Gather all lines from the material that contain the word "python".

━━━━━━━━

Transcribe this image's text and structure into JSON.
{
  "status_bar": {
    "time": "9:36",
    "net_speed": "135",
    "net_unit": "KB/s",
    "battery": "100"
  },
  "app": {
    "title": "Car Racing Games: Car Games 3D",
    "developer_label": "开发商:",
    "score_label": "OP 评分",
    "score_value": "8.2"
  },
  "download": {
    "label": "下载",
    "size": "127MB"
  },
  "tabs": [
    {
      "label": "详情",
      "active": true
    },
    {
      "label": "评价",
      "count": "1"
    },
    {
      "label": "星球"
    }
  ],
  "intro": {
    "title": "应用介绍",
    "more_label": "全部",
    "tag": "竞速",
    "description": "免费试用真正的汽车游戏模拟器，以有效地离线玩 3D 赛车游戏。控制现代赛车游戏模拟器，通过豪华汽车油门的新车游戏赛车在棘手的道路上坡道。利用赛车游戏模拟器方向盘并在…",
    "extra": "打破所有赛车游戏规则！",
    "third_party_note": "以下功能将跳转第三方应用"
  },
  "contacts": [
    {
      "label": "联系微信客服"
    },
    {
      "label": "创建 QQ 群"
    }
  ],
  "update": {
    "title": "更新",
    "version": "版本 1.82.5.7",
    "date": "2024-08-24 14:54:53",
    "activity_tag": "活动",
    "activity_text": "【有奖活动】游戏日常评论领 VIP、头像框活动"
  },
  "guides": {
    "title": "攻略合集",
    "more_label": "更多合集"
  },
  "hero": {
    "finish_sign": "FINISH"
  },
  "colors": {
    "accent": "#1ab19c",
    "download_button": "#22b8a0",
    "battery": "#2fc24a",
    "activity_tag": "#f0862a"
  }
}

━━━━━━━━

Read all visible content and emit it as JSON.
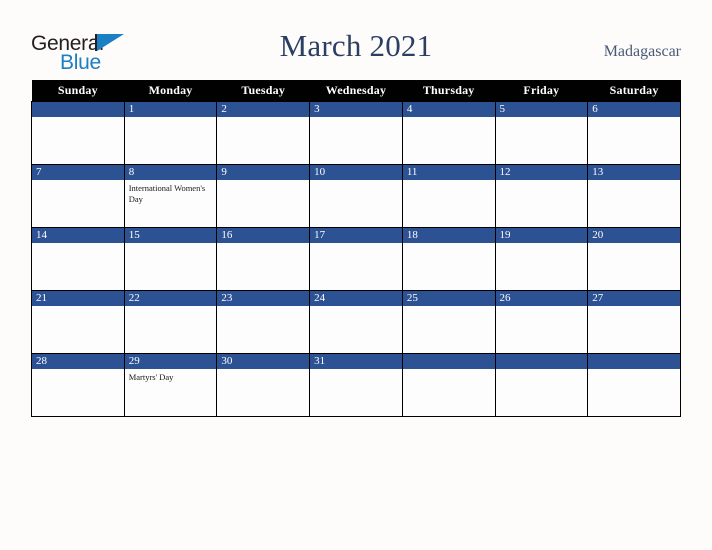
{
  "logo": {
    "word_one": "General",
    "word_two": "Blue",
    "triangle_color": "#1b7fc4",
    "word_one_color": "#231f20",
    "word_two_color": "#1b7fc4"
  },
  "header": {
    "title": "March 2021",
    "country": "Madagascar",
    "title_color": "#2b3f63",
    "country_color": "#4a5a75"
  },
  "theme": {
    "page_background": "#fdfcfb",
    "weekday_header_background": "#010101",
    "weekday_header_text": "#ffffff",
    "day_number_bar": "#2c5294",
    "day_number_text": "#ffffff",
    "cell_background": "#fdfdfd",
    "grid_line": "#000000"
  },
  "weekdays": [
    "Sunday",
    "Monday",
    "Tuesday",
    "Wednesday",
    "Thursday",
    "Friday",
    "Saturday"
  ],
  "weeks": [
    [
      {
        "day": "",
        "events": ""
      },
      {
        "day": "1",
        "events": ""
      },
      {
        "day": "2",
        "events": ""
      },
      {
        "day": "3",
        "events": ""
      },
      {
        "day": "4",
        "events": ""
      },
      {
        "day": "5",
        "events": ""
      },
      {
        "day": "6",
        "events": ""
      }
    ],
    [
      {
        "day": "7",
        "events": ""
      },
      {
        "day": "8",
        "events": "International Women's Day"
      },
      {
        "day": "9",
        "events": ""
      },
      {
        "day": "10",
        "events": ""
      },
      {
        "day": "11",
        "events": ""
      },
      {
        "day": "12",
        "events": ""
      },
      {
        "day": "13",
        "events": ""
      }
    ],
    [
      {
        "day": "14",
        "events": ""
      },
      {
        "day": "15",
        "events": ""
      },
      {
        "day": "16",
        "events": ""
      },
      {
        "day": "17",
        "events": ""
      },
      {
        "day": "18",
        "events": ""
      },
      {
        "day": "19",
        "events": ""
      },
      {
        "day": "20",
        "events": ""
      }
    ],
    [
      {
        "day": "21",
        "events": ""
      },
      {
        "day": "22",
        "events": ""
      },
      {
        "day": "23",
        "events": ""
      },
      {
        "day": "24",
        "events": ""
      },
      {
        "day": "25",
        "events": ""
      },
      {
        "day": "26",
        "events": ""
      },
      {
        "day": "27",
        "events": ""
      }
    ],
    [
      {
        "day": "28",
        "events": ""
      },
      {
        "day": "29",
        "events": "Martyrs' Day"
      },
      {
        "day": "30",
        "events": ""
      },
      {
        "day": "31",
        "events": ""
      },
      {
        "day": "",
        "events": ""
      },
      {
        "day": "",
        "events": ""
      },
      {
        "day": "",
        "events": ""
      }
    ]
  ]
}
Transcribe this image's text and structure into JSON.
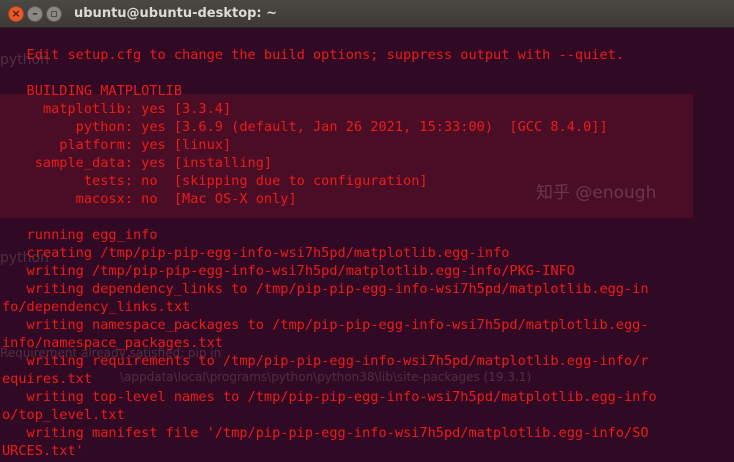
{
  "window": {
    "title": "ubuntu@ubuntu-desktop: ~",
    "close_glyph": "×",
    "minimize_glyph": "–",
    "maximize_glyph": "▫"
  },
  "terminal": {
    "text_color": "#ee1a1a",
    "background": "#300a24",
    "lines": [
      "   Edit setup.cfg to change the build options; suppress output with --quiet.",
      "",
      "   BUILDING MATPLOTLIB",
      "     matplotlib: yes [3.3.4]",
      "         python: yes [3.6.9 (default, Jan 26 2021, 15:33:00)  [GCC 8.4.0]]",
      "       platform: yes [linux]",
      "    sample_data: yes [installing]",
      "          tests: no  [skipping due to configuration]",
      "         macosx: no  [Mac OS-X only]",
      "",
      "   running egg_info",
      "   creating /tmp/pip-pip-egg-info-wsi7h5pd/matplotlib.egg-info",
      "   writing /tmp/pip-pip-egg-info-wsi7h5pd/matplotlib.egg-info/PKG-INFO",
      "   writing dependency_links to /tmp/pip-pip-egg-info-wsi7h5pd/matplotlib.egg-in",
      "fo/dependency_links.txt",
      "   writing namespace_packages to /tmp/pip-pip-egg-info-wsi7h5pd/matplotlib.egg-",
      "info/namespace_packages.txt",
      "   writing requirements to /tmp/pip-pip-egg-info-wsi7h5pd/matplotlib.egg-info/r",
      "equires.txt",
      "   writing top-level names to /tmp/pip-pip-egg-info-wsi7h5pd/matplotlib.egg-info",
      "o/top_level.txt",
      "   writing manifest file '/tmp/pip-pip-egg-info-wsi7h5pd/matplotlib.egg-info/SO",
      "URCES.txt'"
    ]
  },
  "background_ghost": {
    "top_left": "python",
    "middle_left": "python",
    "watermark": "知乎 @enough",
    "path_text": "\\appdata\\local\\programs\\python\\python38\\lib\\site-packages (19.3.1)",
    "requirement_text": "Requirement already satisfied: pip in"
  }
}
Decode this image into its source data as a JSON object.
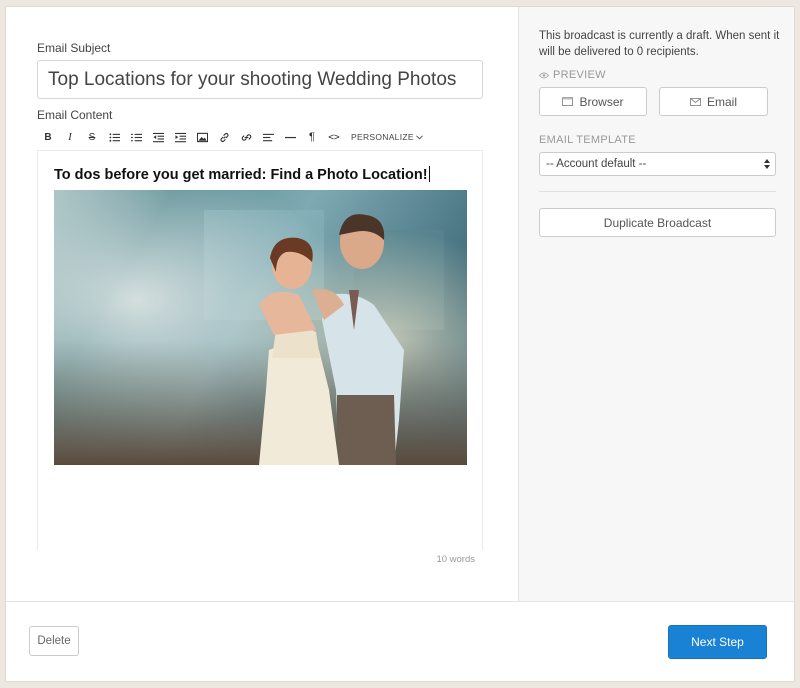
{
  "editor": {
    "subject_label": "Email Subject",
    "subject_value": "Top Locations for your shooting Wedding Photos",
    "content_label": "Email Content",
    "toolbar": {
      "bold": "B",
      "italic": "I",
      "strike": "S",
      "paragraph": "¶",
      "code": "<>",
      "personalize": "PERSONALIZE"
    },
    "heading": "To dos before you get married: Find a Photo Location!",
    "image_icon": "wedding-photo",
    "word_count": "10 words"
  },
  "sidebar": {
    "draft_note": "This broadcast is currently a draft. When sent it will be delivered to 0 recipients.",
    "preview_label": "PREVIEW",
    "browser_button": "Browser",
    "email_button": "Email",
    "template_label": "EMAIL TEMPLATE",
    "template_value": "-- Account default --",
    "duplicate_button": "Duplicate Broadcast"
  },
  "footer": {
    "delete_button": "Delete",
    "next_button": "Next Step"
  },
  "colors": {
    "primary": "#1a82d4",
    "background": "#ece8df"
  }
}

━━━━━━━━

WRITTEN RESPONSE ::
      "         python: yes [3.6.9 (default, Jan 26 2021, 15:33:00)  [GCC 8.4.0]]",
    "top_left": "python",
    "middle_left": "python",
    "path_text": "\\appdata\\local\\programs\\python\\python38\\lib\\site-packages (19.3.1)",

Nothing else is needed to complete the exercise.